It's a little strange for a Brewers fan like myself to be religiously checking Detroit Tigers boxscores. But here I am, checking nightly to see if Chris Shelton went deep again. As most of you know, the Tigers and the Brewers--twin trendy sleeper picks for the '06 playoffs--have been neck and neck for the Major League home run lead for a couple of weeks now.
After Saturday, Milwaukee and Detroit were knotted with 56 dingers apiece. But Sunday's thriller at Miller sent the Brewers into sole possession of the lead: Damian Miller, Rickie Weeks, and Bill Hill hit #57, 58, and 59, respectively. Which got me thinking--didn't some wannabe pundit predict the Crew's home run totals a while back?
Indeed I did. Check out this discussion from Spring Training when Jacob floated the idea that the Crew could mash 230 dingers. I tried a more realistic approach, but still came up with 212, while ZiPS, friend of regression in all its forms, figured a still more conservative 193.
As of yesterday's game, with 59 clouts in 38 games, Milwaukee's on a pace for 252. That's a few short of the Major League record of 264, set by the 1997 Mariners, but just above the National League record of 249, established by the 2000 Astros.
That's the all-time record, folks. Let's take a look at the projections from our thread in March, with each player's 2006 pace tacked on to show where we came up short:
As always, it's foolish to take projections like these (basically just multiplying each player's current totals by 4 and change) too seriously. I don't believe Carlos Lee is going to hit 64 HRs any more than I think Damian Miller will finish the year hitting .335. But aside from El Caballo projecting to have the fifth-best single-season home run total ever, are any of those other number all that far-fetched? Jacob made the same point about his 220 figures--now, you can claim that 250 is plausible.
After Lee, the biggest "overachiever" is Bill Hall. Could he really hit 34? I wouldn't put money on it, but if he keeps playing every day, I'd have to get pretty good odds to bet against it, too. Hardy and Miller are the other Brewers on conspicuous '06 paces. I'm not sure the Brewers are best off by Hardy swinging the bat like someone hitting 20-25 homers, but I wouldn't be surprised if he did it. And Damian? Until somebody shows me a birth certificate for that guy, I'm just going to assume he's 27 years old and hitting his prime.
Amazingly, this set of numbers has some notable underperformers. Brady Clark is going to break out of this slump, at least a little. He'll get to 10 homers. I was the most conservative on Corey Hart, but obviously he's not going to hit 8, 10, 17, or 19 homers for the Brewers when he's on the Nashville roster.
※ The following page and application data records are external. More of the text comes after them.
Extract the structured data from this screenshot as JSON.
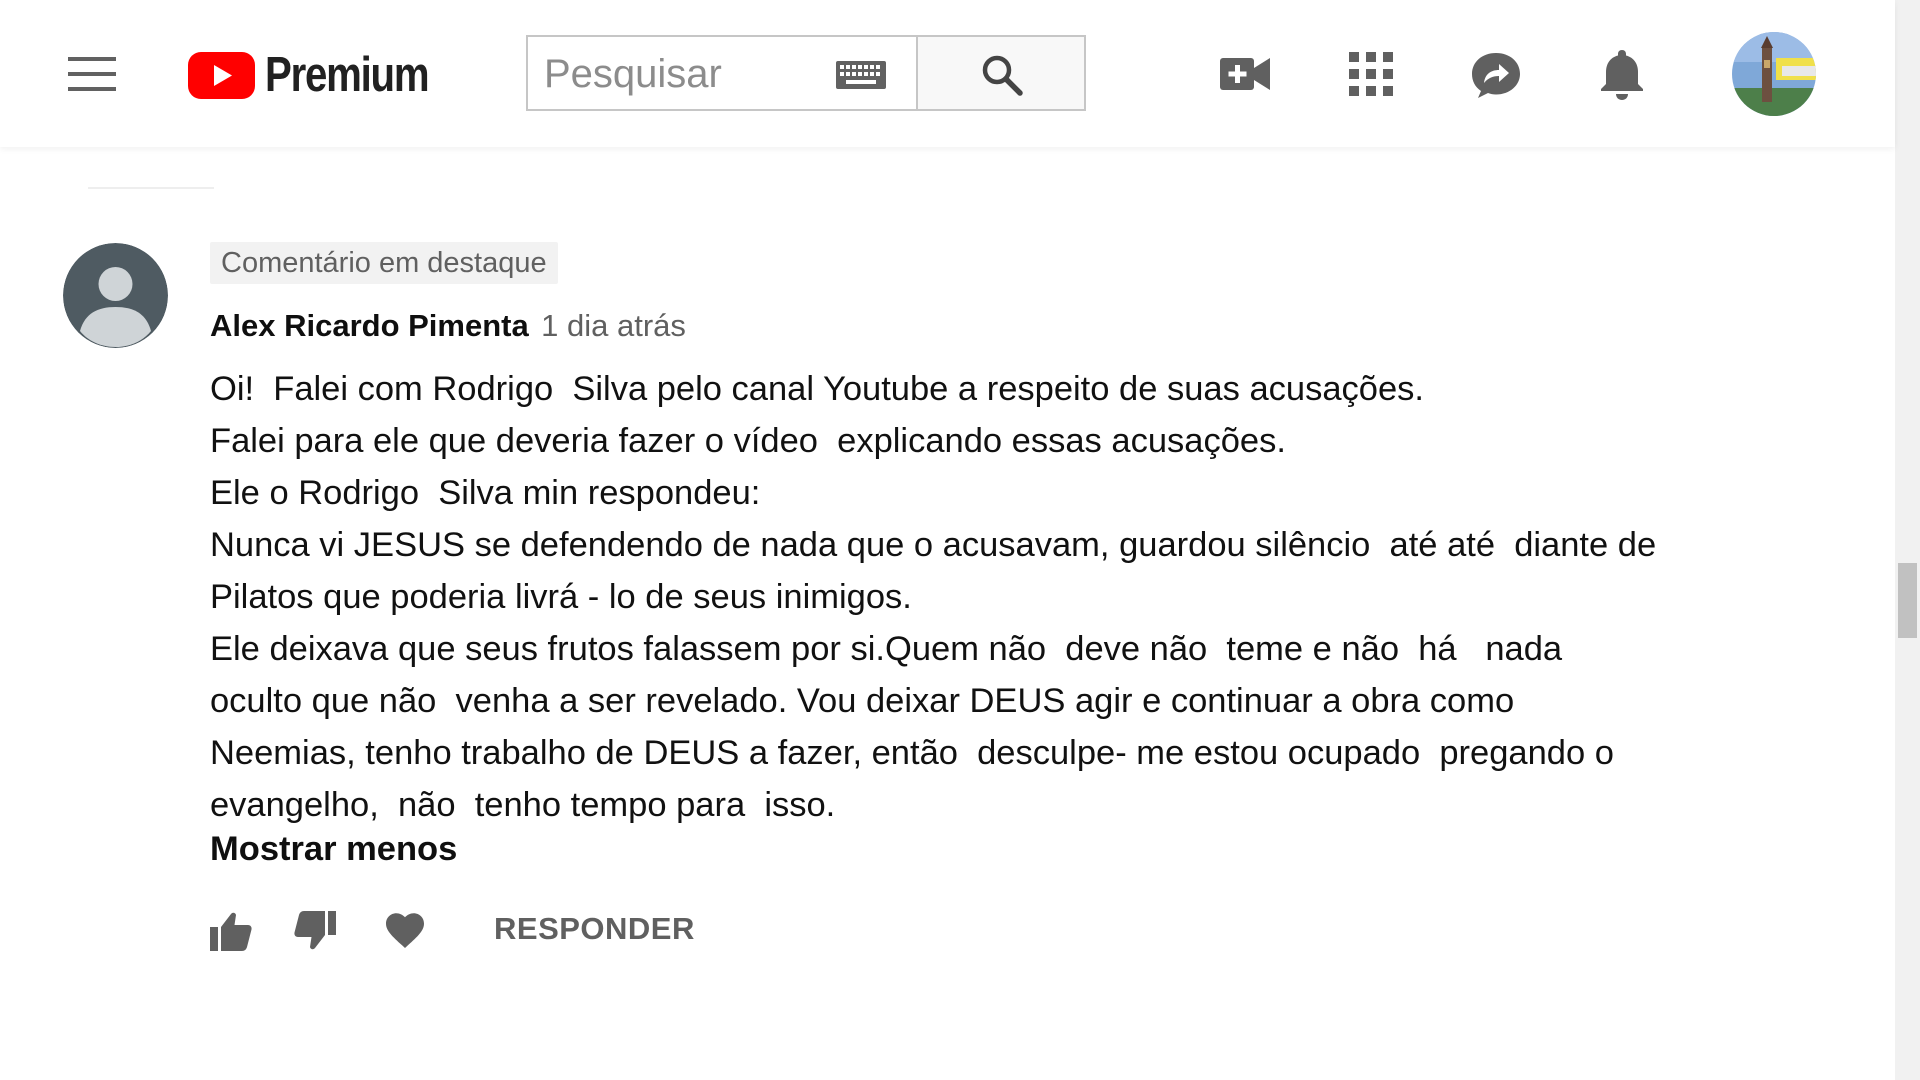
{
  "header": {
    "logo_text": "Premium",
    "search_placeholder": "Pesquisar",
    "icons": [
      "menu-icon",
      "keyboard-icon",
      "search-icon",
      "create-video-icon",
      "apps-icon",
      "share-icon",
      "notifications-icon",
      "account-avatar"
    ]
  },
  "comment": {
    "pinned_label": "Comentário em destaque",
    "author": "Alex Ricardo Pimenta",
    "time": "1 dia atrás",
    "lines": [
      "Oi!  Falei com Rodrigo  Silva pelo canal Youtube a respeito de suas acusações.",
      "Falei para ele que deveria fazer o vídeo  explicando essas acusações.",
      "Ele o Rodrigo  Silva min respondeu:",
      "Nunca vi JESUS se defendendo de nada que o acusavam, guardou silêncio  até até  diante de",
      "Pilatos que poderia livrá - lo de seus inimigos.",
      "Ele deixava que seus frutos falassem por si.Quem não  deve não  teme e não  há   nada",
      "oculto que não  venha a ser revelado. Vou deixar DEUS agir e continuar a obra como",
      "Neemias, tenho trabalho de DEUS a fazer, então  desculpe- me estou ocupado  pregando o",
      "evangelho,  não  tenho tempo para  isso."
    ],
    "show_less": "Mostrar menos",
    "reply": "RESPONDER"
  },
  "colors": {
    "youtube_red": "#ff0000",
    "text_primary": "#111111",
    "text_secondary": "#606060",
    "icon_gray": "#606060"
  }
}
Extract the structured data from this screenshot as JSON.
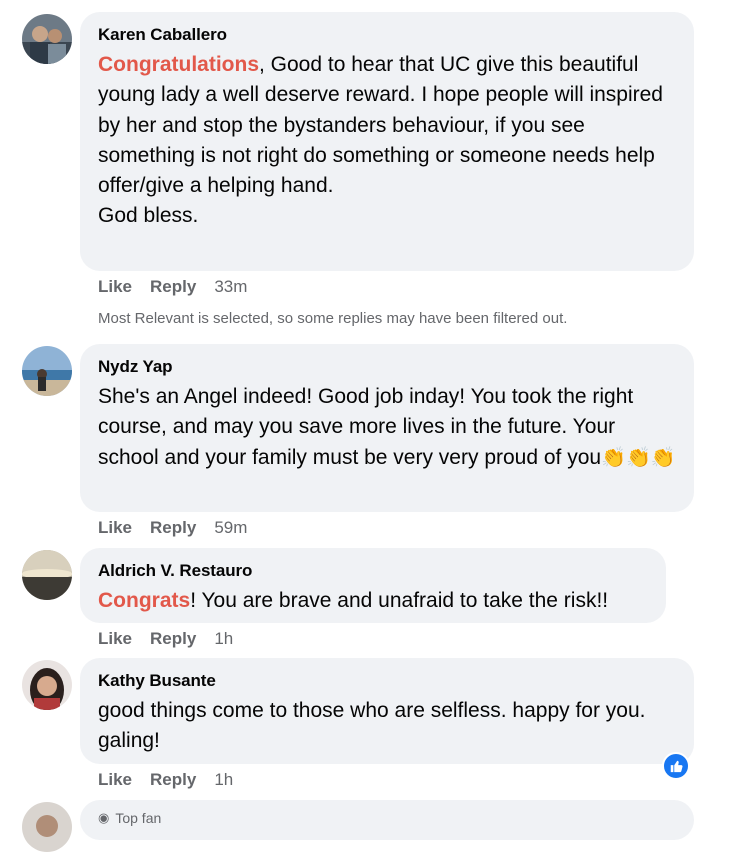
{
  "comments": [
    {
      "author": "Karen Caballero",
      "tag": "Congratulations",
      "text": ", Good to hear that UC give this beautiful young lady a well deserve reward. I hope people will inspired by her and stop the bystanders behaviour, if you see something is not right do something or someone needs help offer/give a helping hand.",
      "text2": "God bless.",
      "like": "Like",
      "reply": "Reply",
      "time": "33m"
    },
    {
      "author": "Nydz Yap",
      "text": "She's an Angel indeed! Good job inday! You took the right course, and may you save more lives in the future. Your school and your family must be very very proud of you",
      "emoji": "👏👏👏",
      "like": "Like",
      "reply": "Reply",
      "time": "59m"
    },
    {
      "author": "Aldrich V. Restauro",
      "tag": "Congrats",
      "text": "! You are brave and unafraid to take the risk!!",
      "like": "Like",
      "reply": "Reply",
      "time": "1h"
    },
    {
      "author": "Kathy Busante",
      "text": "good things come to those who are selfless. happy for you. galing!",
      "like": "Like",
      "reply": "Reply",
      "time": "1h"
    }
  ],
  "filter_note": "Most Relevant is selected, so some replies may have been filtered out.",
  "partial": {
    "badge": "Top fan"
  },
  "colors": {
    "tag": "#e2584a",
    "bubble": "#f0f2f5",
    "meta": "#65676b",
    "like_blue": "#1877f2"
  }
}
Back in March, this discussion started when Jacob wanted to make that point that, with a team like the 2006 Brewers, having speed at the top of the order doesn't matter much. One could extend the argument to all sorts of small-ball tactics: why sac bunt with anybody other than the pitcher when he's almost as likely to hit for extra bases as he is to successfully advance the runner?
Similarly, these numbers are a nice reminder to keep our wits about us when Jenkins, Hall, or Weeks (or, frankly, just about anybody on this team) goes into a 3- or 4-day funk, seemingly striking out every time up. Both the '97 Mariners and '00 Astros were big-time strikeout teams too. The Mariners rode their 264-dinger offense to a division title, while the '00 Astros were hamstrung by the worst pitching staff in the league, ending at 72-90.
The real pressing issue, though, is what to call this second incarnation of Harvey's Wallbangers. The San Diego announcers were speculating last week on some possibilities, bringing up (and tossing out, thank heavens) "Ned's Knockers" and "Yost's Yakkers." If the Crew continues to set the Major League pace in home runs, we'll need something a whole lot catchier than that.
Update [2006-5-15 12:55:39 by battlekow]: I put in Baseball Prospectus' PECOTA projections as well. At 190, they're on the low side.